Grand Jury questions White House aides over outing of undercover CIA agent Valerie Plame

The controversy over the outing of an undercover CIA agent continued to threaten President George Bush yesterday when it was revealed that some of his most senior officials had been questioned by FBI investigators looking into the leak. Senior officials from the Vice-President's office have also testified as part of the criminal inquiry.

Scott McClellan, a White House spokesman, and Karl Rove, Mr Bush's chief political adviser, are among the officials who have been questioned. Mr McClellan said that he gave evidence before a grand jury last week - a process in which witnesses are questioned before a jury panel which decides whether there is sufficient evidence to proceed. Mr Rove, considered one of the most powerful figures in the Bush administration, was also questioned recently.

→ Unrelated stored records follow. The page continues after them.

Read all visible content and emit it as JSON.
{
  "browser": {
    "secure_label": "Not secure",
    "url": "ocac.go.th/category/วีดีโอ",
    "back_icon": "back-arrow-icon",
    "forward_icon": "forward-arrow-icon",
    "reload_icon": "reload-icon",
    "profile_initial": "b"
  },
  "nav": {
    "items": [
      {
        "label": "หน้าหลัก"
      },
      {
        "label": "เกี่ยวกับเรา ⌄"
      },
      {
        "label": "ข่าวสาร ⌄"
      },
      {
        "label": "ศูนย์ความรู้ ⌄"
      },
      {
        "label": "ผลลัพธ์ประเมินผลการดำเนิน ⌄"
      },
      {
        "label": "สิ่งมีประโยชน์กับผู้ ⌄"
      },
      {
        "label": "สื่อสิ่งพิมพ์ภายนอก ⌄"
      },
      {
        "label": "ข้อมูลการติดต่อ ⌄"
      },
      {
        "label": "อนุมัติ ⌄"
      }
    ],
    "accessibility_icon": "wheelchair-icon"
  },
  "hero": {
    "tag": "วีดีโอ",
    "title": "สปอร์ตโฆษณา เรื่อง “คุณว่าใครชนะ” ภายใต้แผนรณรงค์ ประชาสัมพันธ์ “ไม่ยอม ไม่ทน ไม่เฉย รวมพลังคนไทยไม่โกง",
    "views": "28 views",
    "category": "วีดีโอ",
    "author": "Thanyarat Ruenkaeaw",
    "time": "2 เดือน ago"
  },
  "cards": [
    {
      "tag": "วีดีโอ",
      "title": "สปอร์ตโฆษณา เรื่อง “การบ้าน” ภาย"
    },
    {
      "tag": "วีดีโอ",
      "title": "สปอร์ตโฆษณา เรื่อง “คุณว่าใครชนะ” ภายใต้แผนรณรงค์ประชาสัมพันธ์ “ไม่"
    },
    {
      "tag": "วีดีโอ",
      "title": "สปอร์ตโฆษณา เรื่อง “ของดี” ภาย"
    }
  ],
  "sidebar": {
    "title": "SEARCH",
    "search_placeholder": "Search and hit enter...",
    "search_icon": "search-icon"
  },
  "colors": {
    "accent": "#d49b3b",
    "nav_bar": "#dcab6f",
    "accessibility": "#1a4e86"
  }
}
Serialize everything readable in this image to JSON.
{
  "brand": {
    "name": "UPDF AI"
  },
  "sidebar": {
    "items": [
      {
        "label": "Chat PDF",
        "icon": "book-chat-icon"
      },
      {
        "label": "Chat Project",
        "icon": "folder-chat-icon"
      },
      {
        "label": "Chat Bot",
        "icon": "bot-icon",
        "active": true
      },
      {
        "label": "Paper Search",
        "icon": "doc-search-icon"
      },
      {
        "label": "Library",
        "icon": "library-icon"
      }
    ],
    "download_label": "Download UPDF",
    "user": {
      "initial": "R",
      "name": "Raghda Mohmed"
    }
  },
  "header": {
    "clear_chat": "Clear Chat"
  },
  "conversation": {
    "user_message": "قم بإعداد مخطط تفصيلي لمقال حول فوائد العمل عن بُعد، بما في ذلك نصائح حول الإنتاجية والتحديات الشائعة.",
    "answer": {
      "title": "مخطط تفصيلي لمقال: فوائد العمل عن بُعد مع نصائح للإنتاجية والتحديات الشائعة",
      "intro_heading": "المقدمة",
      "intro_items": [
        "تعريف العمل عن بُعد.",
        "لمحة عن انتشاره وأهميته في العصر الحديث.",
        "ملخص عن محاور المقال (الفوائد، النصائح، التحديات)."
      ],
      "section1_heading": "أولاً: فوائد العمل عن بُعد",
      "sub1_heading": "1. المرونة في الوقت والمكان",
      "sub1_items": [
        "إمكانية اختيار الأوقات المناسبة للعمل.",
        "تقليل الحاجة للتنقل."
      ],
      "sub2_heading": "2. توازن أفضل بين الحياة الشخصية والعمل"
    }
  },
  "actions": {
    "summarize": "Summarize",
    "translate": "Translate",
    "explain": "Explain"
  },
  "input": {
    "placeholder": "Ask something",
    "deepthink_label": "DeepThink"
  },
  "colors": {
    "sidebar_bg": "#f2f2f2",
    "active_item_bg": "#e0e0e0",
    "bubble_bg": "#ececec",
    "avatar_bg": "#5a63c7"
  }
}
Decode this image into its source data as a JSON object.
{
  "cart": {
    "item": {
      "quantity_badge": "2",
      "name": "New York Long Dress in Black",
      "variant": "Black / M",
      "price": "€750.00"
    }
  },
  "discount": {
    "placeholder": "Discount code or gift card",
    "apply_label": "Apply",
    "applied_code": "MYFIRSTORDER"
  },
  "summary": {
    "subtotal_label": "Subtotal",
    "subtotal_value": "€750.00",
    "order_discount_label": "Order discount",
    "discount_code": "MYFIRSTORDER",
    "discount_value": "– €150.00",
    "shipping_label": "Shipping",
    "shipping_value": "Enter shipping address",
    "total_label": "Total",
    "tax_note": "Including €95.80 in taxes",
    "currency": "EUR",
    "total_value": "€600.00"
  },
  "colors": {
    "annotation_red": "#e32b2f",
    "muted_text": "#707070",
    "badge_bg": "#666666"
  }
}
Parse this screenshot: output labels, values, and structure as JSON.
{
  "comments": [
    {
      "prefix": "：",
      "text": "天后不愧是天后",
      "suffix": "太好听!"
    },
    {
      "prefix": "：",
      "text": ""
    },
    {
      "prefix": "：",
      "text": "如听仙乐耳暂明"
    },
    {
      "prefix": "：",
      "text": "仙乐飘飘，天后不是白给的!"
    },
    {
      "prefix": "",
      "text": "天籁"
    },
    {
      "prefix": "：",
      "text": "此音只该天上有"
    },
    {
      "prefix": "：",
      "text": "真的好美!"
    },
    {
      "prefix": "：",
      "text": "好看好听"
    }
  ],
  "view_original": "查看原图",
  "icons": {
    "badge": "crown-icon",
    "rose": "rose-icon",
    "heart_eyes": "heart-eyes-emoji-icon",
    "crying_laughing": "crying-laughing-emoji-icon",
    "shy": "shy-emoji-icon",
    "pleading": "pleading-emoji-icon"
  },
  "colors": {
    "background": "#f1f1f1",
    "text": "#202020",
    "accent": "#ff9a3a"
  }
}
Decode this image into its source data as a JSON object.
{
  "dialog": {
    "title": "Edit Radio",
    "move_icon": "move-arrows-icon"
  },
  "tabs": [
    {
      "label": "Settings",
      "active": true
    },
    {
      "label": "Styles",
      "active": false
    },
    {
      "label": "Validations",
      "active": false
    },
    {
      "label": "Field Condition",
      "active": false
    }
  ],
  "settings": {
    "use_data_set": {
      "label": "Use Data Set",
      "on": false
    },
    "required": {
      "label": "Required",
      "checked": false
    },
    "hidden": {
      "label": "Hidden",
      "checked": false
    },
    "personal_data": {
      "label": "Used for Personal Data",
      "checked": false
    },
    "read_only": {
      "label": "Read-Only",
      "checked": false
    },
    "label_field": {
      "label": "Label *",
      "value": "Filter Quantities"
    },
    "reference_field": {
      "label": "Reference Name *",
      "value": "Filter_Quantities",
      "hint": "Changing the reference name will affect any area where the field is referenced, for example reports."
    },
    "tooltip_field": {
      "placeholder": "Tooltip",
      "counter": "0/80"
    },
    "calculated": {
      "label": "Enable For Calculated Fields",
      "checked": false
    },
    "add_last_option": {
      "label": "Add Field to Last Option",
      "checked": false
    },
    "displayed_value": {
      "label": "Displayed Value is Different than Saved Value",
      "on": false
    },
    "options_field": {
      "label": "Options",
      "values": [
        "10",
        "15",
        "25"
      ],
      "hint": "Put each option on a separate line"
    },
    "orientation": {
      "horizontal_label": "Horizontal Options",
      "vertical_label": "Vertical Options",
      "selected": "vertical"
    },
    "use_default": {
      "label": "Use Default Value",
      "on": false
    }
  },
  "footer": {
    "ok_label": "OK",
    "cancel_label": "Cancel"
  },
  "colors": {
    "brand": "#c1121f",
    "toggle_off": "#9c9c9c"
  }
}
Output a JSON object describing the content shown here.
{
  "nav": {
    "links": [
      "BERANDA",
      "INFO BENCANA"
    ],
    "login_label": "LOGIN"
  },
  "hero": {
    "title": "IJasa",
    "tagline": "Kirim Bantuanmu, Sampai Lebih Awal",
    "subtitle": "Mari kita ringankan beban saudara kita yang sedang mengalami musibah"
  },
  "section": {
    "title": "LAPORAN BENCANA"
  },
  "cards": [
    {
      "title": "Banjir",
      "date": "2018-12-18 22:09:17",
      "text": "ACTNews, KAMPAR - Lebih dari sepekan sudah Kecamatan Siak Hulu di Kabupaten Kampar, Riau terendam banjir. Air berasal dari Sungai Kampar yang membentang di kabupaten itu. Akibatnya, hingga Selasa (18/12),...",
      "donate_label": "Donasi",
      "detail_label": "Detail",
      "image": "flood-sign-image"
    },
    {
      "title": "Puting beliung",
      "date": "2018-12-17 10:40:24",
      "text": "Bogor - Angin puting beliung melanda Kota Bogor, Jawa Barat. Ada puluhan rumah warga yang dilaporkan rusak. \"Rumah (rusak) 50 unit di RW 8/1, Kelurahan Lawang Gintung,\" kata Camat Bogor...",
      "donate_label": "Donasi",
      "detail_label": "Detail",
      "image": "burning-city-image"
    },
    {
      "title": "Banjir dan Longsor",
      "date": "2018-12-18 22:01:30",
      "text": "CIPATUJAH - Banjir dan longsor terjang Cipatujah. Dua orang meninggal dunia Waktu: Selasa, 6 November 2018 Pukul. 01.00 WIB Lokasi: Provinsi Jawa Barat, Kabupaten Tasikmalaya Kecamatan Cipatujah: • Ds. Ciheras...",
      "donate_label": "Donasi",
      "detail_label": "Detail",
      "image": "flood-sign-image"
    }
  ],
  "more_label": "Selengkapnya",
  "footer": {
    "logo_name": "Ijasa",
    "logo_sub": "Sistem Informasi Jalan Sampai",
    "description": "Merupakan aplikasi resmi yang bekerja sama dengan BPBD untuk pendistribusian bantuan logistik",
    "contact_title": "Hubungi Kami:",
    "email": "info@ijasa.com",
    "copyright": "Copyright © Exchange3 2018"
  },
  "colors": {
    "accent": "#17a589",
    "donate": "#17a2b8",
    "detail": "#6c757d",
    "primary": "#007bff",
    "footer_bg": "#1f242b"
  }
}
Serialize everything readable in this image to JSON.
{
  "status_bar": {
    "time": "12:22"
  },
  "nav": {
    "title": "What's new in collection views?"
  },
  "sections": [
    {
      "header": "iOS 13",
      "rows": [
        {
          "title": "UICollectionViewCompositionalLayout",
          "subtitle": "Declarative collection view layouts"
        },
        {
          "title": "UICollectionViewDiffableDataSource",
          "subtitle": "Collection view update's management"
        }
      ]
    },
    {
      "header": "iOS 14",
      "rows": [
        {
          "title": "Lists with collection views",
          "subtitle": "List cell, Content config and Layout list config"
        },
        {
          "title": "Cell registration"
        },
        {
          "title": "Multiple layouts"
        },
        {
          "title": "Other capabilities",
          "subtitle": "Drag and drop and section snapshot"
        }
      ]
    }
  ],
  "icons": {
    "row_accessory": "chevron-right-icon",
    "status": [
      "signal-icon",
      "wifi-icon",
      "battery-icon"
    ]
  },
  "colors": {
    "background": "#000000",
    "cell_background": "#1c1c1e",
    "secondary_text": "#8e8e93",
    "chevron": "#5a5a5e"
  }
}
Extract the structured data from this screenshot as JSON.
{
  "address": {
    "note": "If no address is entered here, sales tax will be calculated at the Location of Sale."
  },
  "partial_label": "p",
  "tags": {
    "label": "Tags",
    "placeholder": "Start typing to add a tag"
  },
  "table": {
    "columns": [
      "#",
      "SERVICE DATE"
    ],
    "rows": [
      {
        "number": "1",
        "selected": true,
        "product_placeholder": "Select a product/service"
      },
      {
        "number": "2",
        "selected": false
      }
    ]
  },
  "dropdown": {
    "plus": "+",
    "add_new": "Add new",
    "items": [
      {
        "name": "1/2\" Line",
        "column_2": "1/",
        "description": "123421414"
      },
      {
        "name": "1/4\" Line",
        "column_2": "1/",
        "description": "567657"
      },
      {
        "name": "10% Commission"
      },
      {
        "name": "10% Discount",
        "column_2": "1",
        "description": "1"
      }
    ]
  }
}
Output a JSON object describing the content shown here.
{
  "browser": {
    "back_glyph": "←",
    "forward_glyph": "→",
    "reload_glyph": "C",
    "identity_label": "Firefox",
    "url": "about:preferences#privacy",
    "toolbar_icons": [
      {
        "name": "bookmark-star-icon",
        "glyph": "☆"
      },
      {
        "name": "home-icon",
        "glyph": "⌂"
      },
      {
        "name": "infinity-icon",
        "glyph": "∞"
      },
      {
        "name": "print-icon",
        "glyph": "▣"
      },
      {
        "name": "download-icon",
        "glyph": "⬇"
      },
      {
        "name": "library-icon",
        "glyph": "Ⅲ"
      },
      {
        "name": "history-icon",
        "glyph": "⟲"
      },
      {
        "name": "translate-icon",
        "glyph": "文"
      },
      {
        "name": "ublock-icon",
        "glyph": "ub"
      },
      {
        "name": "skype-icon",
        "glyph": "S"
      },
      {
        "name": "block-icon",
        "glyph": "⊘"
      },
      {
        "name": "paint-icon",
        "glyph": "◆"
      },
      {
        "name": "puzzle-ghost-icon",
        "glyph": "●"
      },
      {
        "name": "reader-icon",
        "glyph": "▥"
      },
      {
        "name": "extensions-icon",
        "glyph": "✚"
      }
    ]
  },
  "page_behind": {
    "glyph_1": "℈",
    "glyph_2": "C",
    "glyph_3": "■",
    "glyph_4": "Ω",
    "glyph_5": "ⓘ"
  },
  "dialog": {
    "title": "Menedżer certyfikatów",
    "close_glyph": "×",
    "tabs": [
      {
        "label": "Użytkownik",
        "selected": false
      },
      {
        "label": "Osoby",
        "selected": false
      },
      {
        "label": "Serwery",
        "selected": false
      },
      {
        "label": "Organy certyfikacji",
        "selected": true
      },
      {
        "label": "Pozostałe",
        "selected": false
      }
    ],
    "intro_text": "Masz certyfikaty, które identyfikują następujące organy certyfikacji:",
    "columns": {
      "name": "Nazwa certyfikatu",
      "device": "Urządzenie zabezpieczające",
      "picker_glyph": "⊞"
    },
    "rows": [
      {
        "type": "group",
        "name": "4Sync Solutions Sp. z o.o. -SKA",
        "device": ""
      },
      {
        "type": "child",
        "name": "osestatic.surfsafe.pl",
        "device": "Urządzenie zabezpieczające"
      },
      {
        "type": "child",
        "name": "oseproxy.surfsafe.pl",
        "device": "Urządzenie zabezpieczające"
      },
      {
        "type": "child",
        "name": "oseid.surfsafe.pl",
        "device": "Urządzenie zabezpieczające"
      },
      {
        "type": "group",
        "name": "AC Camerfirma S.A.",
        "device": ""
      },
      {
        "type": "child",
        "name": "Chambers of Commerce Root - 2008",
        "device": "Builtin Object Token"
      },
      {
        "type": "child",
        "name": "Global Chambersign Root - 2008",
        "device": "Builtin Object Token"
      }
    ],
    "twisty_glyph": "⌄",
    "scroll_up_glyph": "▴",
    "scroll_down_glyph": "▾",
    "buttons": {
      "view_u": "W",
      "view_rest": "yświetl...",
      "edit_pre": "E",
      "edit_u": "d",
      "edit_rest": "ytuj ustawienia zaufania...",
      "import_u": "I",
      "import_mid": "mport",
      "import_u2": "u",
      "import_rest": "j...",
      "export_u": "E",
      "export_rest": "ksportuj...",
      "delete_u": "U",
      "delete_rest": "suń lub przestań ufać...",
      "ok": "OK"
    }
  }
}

Mr McClellan said: "[I was] doing my part to co-operate as the President asked us all to do."

The FBI inquiry relates to the leaking of the identity of the CIA operative Valerie Plame, the wife of a former US ambassador, Joseph Wilson. It is alleged that the leak was an act of retaliation against the diplomat, who had exposed one of the Bush administration's false claims about Iraq's efforts to produce nuclear weapons.

Her identity as a weapons expert was leaked to a right-wing newspaper columnist after Mr Wilson revealed that a fact-finding trip he carried out to Niger in 2002 at the behest of the government proved that claims made by the President that Iraq had been trying to buy uranium from the West African nation were false. The White House was forced to admit that the claim should not have been included in the President's 2003 State of the Union address.

The affair has the potential to be hugely damaging to Mr Bush as he campaigns for re-election. Having repeatedly argued that he is a president who has stood up for national security, it would be greatly embarrassing to have one of his senior officials accused of ruining Ms Plame's career and potentially threatening the safety of some of those she had worked with overseas.

The leaking of the name of an undercover officer is a criminal offence and, under sustained pressure from both Democrats and Republicans, the administration appointed a special prosecutor in December to lead the FBI's inquiry into the incident.

Reports published yesterday said that agents had gathered scores of e-mails and phone records and interviewed numerous senior officials including the Vice-President Dick Cheney's former adviser Mary Matalin, Adam Levine, a former White House press official, Dan Bartlett, the White House communications director, Catherine Martin, an aide to Mr Cheney and Ari Fleischer, the former White House spokesman. Some of the meetings were said to be "tense and combative".

The investigators have also questioned Mr Cheney's chief of staff, Lewis "Scooter" Libby, and during their interviews with other officials the FBI has repeatedly referred to "copious" notes compiled by him. It is believed that the FBI officers have also interviewed John Hannah, another aide to Mr Cheney, and may be offering an incentive to him to reveal what he knows about other officials. Some reports have suggested that Mr Libby could be charged.

Larry Johnson, a former CIA operative and a long-time friend of Ms Plame, said he had been told that a number of other advisers to the White House were also at the centre of the FBI inquiry. "This is really beginning to heat up," he said.

Ms Plame's identity was revealed last summer by the veteran conservative columnist Robert Novak. It is believed that at least six other journalists in Washington were contacted by two White House officials who disclosed the operative's details. Mr Novak - who has refused to reveal his sources - and the other journalists could find themselves subpoenaed to appear before the inquiry.

The inquiry into the leak of Ms Plame's identity is being headed by Patrick Fitzgerald, the US attorney in Chicago. A spokesman for Mr Fitzgerald refused to comment on those questioned, saying he was not legally permitted to talk about them. Mr Cheney's office has also declined to comment.

It was reported yesterday by the The Washington Post that a parallel FBI inquiry is investigating the forgery of documents suggesting that Iraq was seeking to buy the uranium "yellowcake" from Niger.

That inquiry, which is being carried out by FBI counter-intelligence agents, was launched last spring after experts at the International Atomic Energy Agency (IAEA) revealed that the documents obtained by the US were fake.